"It signifies the decade between 1972 and 1982 when our country seemed to be spiraling from crisis to crisis and most Ghanaians had lost confidence in our public institutions," explained Kobina Kennedy. "Then, as now, inflation was high … there was a government party in disarray … many groups which depend on the public purse for their pay were up in arms … people in government got rich by the day even as government got more broke by the day." Despite the fact that some things are different, particularly oil wealth, the situation is dangerous, Kennedy wrote.
 
 
Bediako called on the Ghanaian government to push ahead with investigations that have already been authorized. He asked why, after establishing several parliamentary committees to investigate corruption, no one has been prosecuted. He also asked why individuals who have committed financial misconduct are either promoted or transferred. "It seems words like accountability, transparency, integrity, honesty and truthfulness are no longer in our vocabulary," Bediako was quoted by the Ghana News Association (GNA). "They have been erased from the minds of our people."
 
 
Valley View University is operated by the Adventist denomination and has become one of the top educational institutions in the country. It was chartered in 2006 and by last year was recognized as one of the seven top universities out of the 60 accredited universities (public and private) in Ghana. Enrollment totaled 8,174 in the current 2013-2014 school year, a 31 percent increase over the previous year.

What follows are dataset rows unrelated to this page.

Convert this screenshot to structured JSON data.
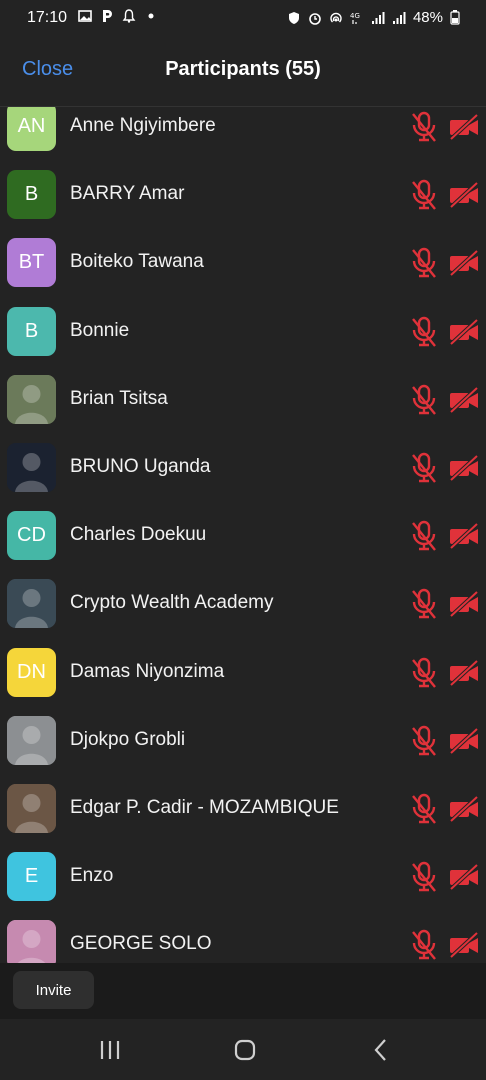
{
  "status": {
    "time": "17:10",
    "notification_icons": [
      "gallery-icon",
      "parking-p-icon",
      "bell-icon",
      "dot-icon"
    ],
    "system_icons": [
      "shield-icon",
      "alarm-icon",
      "hotspot-icon",
      "4g-signal-icon",
      "signal-icon",
      "signal-icon",
      "battery-icon"
    ],
    "battery": "48%"
  },
  "header": {
    "close_label": "Close",
    "title": "Participants (55)"
  },
  "participants": [
    {
      "initials": "AN",
      "name": "Anne Ngiyimbere",
      "color": "#a6d67b",
      "photo": false,
      "mic_muted": true,
      "video_off": true
    },
    {
      "initials": "B",
      "name": "BARRY Amar",
      "color": "#2f6b21",
      "photo": false,
      "mic_muted": true,
      "video_off": true
    },
    {
      "initials": "BT",
      "name": "Boiteko Tawana",
      "color": "#b07cd6",
      "photo": false,
      "mic_muted": true,
      "video_off": true
    },
    {
      "initials": "B",
      "name": "Bonnie",
      "color": "#4cb8ad",
      "photo": false,
      "mic_muted": true,
      "video_off": true
    },
    {
      "initials": "",
      "name": "Brian Tsitsa",
      "color": "#6b7a5a",
      "photo": true,
      "mic_muted": true,
      "video_off": true
    },
    {
      "initials": "",
      "name": "BRUNO Uganda",
      "color": "#1b2230",
      "photo": true,
      "mic_muted": true,
      "video_off": true
    },
    {
      "initials": "CD",
      "name": "Charles Doekuu",
      "color": "#45b7a6",
      "photo": false,
      "mic_muted": true,
      "video_off": true
    },
    {
      "initials": "",
      "name": "Crypto Wealth Academy",
      "color": "#3a4a55",
      "photo": true,
      "mic_muted": true,
      "video_off": true
    },
    {
      "initials": "DN",
      "name": "Damas Niyonzima",
      "color": "#f5d63a",
      "photo": false,
      "mic_muted": true,
      "video_off": true
    },
    {
      "initials": "",
      "name": "Djokpo Grobli",
      "color": "#8c8f92",
      "photo": true,
      "mic_muted": true,
      "video_off": true
    },
    {
      "initials": "",
      "name": "Edgar P. Cadir - MOZAMBIQUE",
      "color": "#6b5645",
      "photo": true,
      "mic_muted": true,
      "video_off": true
    },
    {
      "initials": "E",
      "name": "Enzo",
      "color": "#3fc4df",
      "photo": false,
      "mic_muted": true,
      "video_off": true
    },
    {
      "initials": "",
      "name": "GEORGE SOLO",
      "color": "#c68ab0",
      "photo": true,
      "mic_muted": true,
      "video_off": true
    }
  ],
  "footer": {
    "invite_label": "Invite"
  },
  "colors": {
    "background": "#232323",
    "accent": "#4a8eea",
    "muted_red": "#e0323a"
  },
  "nav": {
    "icons": [
      "recent-apps-icon",
      "home-icon",
      "back-icon"
    ]
  }
}
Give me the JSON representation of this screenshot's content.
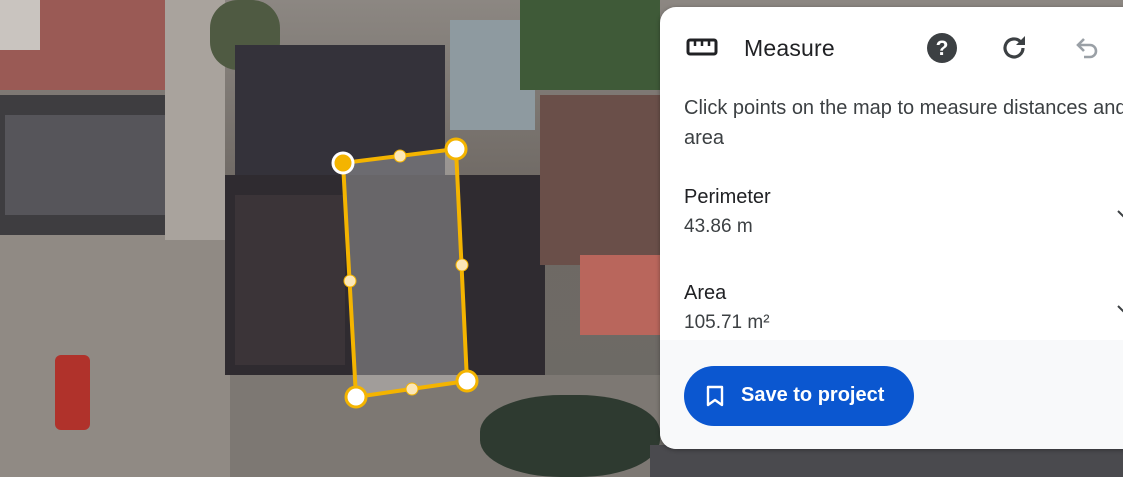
{
  "panel": {
    "title": "Measure",
    "title_icon": "ruler-icon",
    "help_icon": "help-icon",
    "refresh_icon": "refresh-icon",
    "undo_icon": "undo-icon",
    "instructions": "Click points on the map to measure distances and area",
    "perimeter": {
      "label": "Perimeter",
      "value": "43.86 m"
    },
    "area": {
      "label": "Area",
      "value": "105.71 m²"
    },
    "save_button": {
      "label": "Save to project",
      "icon": "bookmark-icon"
    }
  },
  "colors": {
    "accent": "#0b57d0",
    "measure_line": "#f4b400",
    "panel_bg": "#ffffff"
  }
}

A full-time faculty of 111 published 86 peer-reviewed articles and books last year.
 
 
Four new programs have been submitted to the National Accreditation Board and are expected to be added to the university's offerings next year: a Masters of Education, a Bachelor of Science in economics and another in environmental studies, and a degree in journalism. A total of 1,084 students were awarded degrees at the ceremonies during which Bediako spoke.
 
 
The Adventist denomination has a membership of 375,000 among the 25 million population of Ghana with 1,168 local churches. At least one church member, the Hon. Kwame Osei-Prempeh, has served as an elected member of parliament since 1997. Recently the first Adventist minister to serve as a chaplain in the Ghana Armed Forces, Capt. Peter Nyanko Duadu, was appointed administrative officer of all military chaplains. In November Prof. Daniel Buor, vice chancellor of Valley View University, was presented the prestigious Gold Award of the Ghana Academy of Arts and Science for his research in public health and medical geography.